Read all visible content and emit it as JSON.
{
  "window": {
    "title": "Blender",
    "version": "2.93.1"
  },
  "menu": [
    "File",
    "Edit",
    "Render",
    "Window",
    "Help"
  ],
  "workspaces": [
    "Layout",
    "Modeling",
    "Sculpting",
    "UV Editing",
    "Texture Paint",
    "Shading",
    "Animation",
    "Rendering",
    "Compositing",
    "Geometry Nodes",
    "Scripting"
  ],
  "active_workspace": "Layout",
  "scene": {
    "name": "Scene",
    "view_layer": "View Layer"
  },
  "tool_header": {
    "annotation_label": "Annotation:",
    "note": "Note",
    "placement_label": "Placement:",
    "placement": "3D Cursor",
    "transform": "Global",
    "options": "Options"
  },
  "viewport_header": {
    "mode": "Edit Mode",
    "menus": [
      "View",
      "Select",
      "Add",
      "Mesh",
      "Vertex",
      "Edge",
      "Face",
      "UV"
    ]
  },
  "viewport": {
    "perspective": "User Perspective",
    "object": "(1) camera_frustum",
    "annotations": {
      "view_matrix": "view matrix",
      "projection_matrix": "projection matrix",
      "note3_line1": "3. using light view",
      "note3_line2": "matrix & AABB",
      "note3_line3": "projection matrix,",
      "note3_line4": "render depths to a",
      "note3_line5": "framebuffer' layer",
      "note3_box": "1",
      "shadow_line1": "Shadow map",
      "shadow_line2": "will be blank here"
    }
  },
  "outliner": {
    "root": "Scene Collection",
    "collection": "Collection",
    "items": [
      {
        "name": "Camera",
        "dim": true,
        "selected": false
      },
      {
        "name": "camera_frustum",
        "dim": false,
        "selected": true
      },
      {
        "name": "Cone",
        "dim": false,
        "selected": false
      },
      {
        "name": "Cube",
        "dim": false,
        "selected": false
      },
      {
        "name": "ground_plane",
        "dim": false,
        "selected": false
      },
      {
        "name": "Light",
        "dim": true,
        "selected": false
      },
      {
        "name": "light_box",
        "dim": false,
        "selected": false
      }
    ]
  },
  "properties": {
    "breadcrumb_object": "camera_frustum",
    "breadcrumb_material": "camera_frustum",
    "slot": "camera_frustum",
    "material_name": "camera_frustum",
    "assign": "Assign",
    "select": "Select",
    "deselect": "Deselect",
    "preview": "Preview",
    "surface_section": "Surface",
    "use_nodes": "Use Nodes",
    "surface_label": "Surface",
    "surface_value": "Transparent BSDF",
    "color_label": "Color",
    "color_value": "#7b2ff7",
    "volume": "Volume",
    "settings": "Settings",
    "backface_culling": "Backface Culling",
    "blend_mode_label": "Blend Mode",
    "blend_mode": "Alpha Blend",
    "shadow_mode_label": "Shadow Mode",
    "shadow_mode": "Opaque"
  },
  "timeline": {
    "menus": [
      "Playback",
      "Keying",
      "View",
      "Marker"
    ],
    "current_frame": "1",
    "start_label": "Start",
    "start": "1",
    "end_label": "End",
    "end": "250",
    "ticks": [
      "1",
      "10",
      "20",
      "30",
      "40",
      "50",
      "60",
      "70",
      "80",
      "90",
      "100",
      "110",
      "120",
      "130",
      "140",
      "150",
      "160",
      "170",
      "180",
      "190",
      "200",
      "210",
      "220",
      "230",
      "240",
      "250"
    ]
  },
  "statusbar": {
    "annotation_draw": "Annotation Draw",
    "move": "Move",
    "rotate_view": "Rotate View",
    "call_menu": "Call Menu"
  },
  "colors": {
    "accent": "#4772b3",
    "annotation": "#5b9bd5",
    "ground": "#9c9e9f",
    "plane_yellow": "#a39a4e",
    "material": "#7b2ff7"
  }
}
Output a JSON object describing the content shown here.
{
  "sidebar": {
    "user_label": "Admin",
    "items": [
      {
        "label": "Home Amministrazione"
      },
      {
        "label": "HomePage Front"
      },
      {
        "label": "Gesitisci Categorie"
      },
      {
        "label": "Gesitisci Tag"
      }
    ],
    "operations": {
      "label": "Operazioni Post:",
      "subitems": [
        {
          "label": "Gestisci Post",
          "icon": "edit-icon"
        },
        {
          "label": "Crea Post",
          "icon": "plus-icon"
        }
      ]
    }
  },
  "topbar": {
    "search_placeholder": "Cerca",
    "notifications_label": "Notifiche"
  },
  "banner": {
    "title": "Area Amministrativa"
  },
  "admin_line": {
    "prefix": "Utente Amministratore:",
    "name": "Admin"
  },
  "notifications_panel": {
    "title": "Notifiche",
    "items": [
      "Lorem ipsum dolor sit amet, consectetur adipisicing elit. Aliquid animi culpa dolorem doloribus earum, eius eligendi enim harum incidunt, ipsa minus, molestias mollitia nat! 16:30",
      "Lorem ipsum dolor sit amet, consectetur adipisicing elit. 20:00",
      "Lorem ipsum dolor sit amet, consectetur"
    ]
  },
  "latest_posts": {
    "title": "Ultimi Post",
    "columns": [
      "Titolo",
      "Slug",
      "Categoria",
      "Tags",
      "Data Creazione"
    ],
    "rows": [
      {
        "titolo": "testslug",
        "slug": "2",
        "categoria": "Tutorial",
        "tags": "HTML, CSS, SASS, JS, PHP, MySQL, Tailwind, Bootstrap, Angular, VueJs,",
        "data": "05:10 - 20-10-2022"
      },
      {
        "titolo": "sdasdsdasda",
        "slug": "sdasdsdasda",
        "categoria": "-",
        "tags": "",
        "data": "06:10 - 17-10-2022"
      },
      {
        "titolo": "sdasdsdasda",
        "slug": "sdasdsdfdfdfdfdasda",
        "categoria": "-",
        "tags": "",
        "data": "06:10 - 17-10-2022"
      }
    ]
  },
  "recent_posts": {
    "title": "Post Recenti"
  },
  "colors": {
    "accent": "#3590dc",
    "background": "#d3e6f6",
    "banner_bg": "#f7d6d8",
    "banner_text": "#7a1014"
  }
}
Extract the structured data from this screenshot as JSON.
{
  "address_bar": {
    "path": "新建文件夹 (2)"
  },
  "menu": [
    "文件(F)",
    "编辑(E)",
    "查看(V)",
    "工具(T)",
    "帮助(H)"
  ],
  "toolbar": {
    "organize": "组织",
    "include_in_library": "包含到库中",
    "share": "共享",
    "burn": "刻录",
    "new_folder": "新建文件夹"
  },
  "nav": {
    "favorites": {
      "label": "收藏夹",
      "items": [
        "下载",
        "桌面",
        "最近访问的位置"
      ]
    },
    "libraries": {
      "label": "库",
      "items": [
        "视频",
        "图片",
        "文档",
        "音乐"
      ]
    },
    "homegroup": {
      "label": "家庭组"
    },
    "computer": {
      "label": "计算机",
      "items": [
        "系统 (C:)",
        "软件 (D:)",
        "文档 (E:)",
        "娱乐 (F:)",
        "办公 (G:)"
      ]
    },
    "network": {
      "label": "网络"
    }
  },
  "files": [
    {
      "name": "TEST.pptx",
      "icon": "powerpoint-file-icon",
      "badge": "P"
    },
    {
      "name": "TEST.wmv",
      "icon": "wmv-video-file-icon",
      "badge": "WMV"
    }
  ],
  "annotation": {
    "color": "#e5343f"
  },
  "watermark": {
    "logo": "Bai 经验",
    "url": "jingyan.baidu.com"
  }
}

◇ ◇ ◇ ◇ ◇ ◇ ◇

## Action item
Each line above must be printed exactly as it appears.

## Answer box
Read all visible content and emit it as JSON.
{
  "window": {
    "title": "Blender",
    "version": "2.93.1"
  },
  "menu": [
    "File",
    "Edit",
    "Render",
    "Window",
    "Help"
  ],
  "workspaces": [
    "Layout",
    "Modeling",
    "Sculpting",
    "UV Editing",
    "Texture Paint",
    "Shading",
    "Animation",
    "Rendering",
    "Compositing",
    "Geometry Nodes",
    "Scripting"
  ],
  "active_workspace": "Layout",
  "scene": {
    "name": "Scene",
    "view_layer": "View Layer"
  },
  "tool_header": {
    "annotation_label": "Annotation:",
    "note": "Note",
    "placement_label": "Placement:",
    "placement": "3D Cursor",
    "transform": "Global",
    "options": "Options"
  },
  "viewport_header": {
    "mode": "Edit Mode",
    "menus": [
      "View",
      "Select",
      "Add",
      "Mesh",
      "Vertex",
      "Edge",
      "Face",
      "UV"
    ]
  },
  "viewport": {
    "perspective": "User Perspective",
    "object": "(1) camera_frustum",
    "annotations": {
      "view_matrix": "view matrix",
      "projection_matrix": "projection matrix",
      "note3_line1": "3. using light view",
      "note3_line2": "matrix & AABB",
      "note3_line3": "projection matrix,",
      "note3_line4": "render depths to a",
      "note3_line5": "framebuffer' layer",
      "note3_box": "1",
      "shadow_line1": "Shadow map",
      "shadow_line2": "will be blank here"
    }
  },
  "outliner": {
    "root": "Scene Collection",
    "collection": "Collection",
    "items": [
      {
        "name": "Camera",
        "dim": true,
        "selected": false
      },
      {
        "name": "camera_frustum",
        "dim": false,
        "selected": true
      },
      {
        "name": "Cone",
        "dim": false,
        "selected": false
      },
      {
        "name": "Cube",
        "dim": false,
        "selected": false
      },
      {
        "name": "ground_plane",
        "dim": false,
        "selected": false
      },
      {
        "name": "Light",
        "dim": true,
        "selected": false
      },
      {
        "name": "light_box",
        "dim": false,
        "selected": false
      }
    ]
  },
  "properties": {
    "breadcrumb_object": "camera_frustum",
    "breadcrumb_material": "camera_frustum",
    "slot": "camera_frustum",
    "material_name": "camera_frustum",
    "assign": "Assign",
    "select": "Select",
    "deselect": "Deselect",
    "preview": "Preview",
    "surface_section": "Surface",
    "use_nodes": "Use Nodes",
    "surface_label": "Surface",
    "surface_value": "Transparent BSDF",
    "color_label": "Color",
    "color_value": "#7b2ff7",
    "volume": "Volume",
    "settings": "Settings",
    "backface_culling": "Backface Culling",
    "blend_mode_label": "Blend Mode",
    "blend_mode": "Alpha Blend",
    "shadow_mode_label": "Shadow Mode",
    "shadow_mode": "Opaque"
  },
  "timeline": {
    "menus": [
      "Playback",
      "Keying",
      "View",
      "Marker"
    ],
    "current_frame": "1",
    "start_label": "Start",
    "start": "1",
    "end_label": "End",
    "end": "250",
    "ticks": [
      "1",
      "10",
      "20",
      "30",
      "40",
      "50",
      "60",
      "70",
      "80",
      "90",
      "100",
      "110",
      "120",
      "130",
      "140",
      "150",
      "160",
      "170",
      "180",
      "190",
      "200",
      "210",
      "220",
      "230",
      "240",
      "250"
    ]
  },
  "statusbar": {
    "annotation_draw": "Annotation Draw",
    "move": "Move",
    "rotate_view": "Rotate View",
    "call_menu": "Call Menu"
  },
  "colors": {
    "accent": "#4772b3",
    "annotation": "#5b9bd5",
    "ground": "#9c9e9f",
    "plane_yellow": "#a39a4e",
    "material": "#7b2ff7"
  }
}
Output a JSON object describing the content shown here.
{
  "sidebar": {
    "user_label": "Admin",
    "items": [
      {
        "label": "Home Amministrazione"
      },
      {
        "label": "HomePage Front"
      },
      {
        "label": "Gesitisci Categorie"
      },
      {
        "label": "Gesitisci Tag"
      }
    ],
    "operations": {
      "label": "Operazioni Post:",
      "subitems": [
        {
          "label": "Gestisci Post",
          "icon": "edit-icon"
        },
        {
          "label": "Crea Post",
          "icon": "plus-icon"
        }
      ]
    }
  },
  "topbar": {
    "search_placeholder": "Cerca",
    "notifications_label": "Notifiche"
  },
  "banner": {
    "title": "Area Amministrativa"
  },
  "admin_line": {
    "prefix": "Utente Amministratore:",
    "name": "Admin"
  },
  "notifications_panel": {
    "title": "Notifiche",
    "items": [
      "Lorem ipsum dolor sit amet, consectetur adipisicing elit. Aliquid animi culpa dolorem doloribus earum, eius eligendi enim harum incidunt, ipsa minus, molestias mollitia nat! 16:30",
      "Lorem ipsum dolor sit amet, consectetur adipisicing elit. 20:00",
      "Lorem ipsum dolor sit amet, consectetur"
    ]
  },
  "latest_posts": {
    "title": "Ultimi Post",
    "columns": [
      "Titolo",
      "Slug",
      "Categoria",
      "Tags",
      "Data Creazione"
    ],
    "rows": [
      {
        "titolo": "testslug",
        "slug": "2",
        "categoria": "Tutorial",
        "tags": "HTML, CSS, SASS, JS, PHP, MySQL, Tailwind, Bootstrap, Angular, VueJs,",
        "data": "05:10 - 20-10-2022"
      },
      {
        "titolo": "sdasdsdasda",
        "slug": "sdasdsdasda",
        "categoria": "-",
        "tags": "",
        "data": "06:10 - 17-10-2022"
      },
      {
        "titolo": "sdasdsdasda",
        "slug": "sdasdsdfdfdfdfdasda",
        "categoria": "-",
        "tags": "",
        "data": "06:10 - 17-10-2022"
      }
    ]
  },
  "recent_posts": {
    "title": "Post Recenti"
  },
  "colors": {
    "accent": "#3590dc",
    "background": "#d3e6f6",
    "banner_bg": "#f7d6d8",
    "banner_text": "#7a1014"
  }
}
Extract the structured data from this screenshot as JSON.
{
  "address_bar": {
    "path": "新建文件夹 (2)"
  },
  "menu": [
    "文件(F)",
    "编辑(E)",
    "查看(V)",
    "工具(T)",
    "帮助(H)"
  ],
  "toolbar": {
    "organize": "组织",
    "include_in_library": "包含到库中",
    "share": "共享",
    "burn": "刻录",
    "new_folder": "新建文件夹"
  },
  "nav": {
    "favorites": {
      "label": "收藏夹",
      "items": [
        "下载",
        "桌面",
        "最近访问的位置"
      ]
    },
    "libraries": {
      "label": "库",
      "items": [
        "视频",
        "图片",
        "文档",
        "音乐"
      ]
    },
    "homegroup": {
      "label": "家庭组"
    },
    "computer": {
      "label": "计算机",
      "items": [
        "系统 (C:)",
        "软件 (D:)",
        "文档 (E:)",
        "娱乐 (F:)",
        "办公 (G:)"
      ]
    },
    "network": {
      "label": "网络"
    }
  },
  "files": [
    {
      "name": "TEST.pptx",
      "icon": "powerpoint-file-icon",
      "badge": "P"
    },
    {
      "name": "TEST.wmv",
      "icon": "wmv-video-file-icon",
      "badge": "WMV"
    }
  ],
  "annotation": {
    "color": "#e5343f"
  },
  "watermark": {
    "logo": "Bai 经验",
    "url": "jingyan.baidu.com"
  }
}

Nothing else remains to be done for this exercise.